▶ [PROMPT]
Scan the lines below for the string "Application". Reply with how many match, and no other words.

(Web page and app entries)
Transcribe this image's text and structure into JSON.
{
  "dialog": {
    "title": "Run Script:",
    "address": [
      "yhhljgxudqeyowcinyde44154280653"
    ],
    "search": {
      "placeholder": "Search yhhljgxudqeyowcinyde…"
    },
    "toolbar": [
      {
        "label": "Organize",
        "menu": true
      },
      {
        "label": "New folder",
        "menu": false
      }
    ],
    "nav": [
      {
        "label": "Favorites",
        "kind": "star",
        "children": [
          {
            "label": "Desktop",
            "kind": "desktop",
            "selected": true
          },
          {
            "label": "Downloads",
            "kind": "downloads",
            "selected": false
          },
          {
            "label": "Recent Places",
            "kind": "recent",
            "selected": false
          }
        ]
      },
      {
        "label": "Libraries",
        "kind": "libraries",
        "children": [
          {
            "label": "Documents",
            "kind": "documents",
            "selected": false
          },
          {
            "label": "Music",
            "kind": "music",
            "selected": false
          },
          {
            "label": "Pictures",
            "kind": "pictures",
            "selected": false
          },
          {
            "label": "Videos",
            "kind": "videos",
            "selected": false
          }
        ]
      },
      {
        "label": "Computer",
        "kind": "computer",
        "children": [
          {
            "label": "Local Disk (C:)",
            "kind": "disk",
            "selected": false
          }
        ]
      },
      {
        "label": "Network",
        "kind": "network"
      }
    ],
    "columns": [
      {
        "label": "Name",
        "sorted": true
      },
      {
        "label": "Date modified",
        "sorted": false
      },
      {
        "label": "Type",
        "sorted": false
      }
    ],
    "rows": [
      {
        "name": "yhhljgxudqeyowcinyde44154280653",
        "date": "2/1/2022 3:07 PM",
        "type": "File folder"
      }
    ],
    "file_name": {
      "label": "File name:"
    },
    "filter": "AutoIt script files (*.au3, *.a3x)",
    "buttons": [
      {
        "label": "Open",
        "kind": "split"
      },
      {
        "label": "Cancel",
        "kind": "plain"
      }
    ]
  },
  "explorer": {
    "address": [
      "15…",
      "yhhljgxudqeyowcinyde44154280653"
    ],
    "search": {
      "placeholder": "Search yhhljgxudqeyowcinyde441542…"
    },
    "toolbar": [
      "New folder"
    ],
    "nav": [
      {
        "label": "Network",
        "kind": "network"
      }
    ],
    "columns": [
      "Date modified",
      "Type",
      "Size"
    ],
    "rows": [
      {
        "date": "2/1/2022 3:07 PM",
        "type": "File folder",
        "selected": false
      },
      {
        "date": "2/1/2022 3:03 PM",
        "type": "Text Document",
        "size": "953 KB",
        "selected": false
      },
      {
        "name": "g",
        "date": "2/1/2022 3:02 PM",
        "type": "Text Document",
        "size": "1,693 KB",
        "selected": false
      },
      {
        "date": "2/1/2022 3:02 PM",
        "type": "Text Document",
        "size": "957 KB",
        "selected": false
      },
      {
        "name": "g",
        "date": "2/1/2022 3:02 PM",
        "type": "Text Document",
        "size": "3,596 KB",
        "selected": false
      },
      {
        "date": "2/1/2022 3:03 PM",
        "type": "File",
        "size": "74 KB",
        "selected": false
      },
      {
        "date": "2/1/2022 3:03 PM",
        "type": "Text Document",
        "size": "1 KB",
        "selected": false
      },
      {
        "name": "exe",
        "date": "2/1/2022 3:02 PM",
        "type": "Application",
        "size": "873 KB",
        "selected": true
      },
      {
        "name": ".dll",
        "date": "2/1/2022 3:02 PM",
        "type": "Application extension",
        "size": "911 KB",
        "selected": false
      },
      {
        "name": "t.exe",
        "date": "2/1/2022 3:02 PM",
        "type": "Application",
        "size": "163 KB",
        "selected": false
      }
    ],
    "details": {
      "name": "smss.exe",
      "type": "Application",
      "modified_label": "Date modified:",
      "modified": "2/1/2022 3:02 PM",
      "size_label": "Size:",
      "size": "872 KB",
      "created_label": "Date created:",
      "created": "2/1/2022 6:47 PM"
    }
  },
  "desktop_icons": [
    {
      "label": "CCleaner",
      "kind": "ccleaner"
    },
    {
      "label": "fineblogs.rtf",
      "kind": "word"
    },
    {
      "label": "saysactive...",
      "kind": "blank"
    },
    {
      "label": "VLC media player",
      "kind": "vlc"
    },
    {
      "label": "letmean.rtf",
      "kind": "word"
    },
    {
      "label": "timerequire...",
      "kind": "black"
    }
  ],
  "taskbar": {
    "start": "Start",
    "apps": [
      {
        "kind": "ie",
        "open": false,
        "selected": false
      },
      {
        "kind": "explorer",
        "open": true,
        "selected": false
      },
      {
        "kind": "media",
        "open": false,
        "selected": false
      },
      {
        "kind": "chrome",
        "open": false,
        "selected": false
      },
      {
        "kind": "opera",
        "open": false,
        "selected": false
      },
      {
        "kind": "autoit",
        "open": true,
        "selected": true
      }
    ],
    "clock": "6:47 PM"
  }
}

▶ [TASK RESULT]
4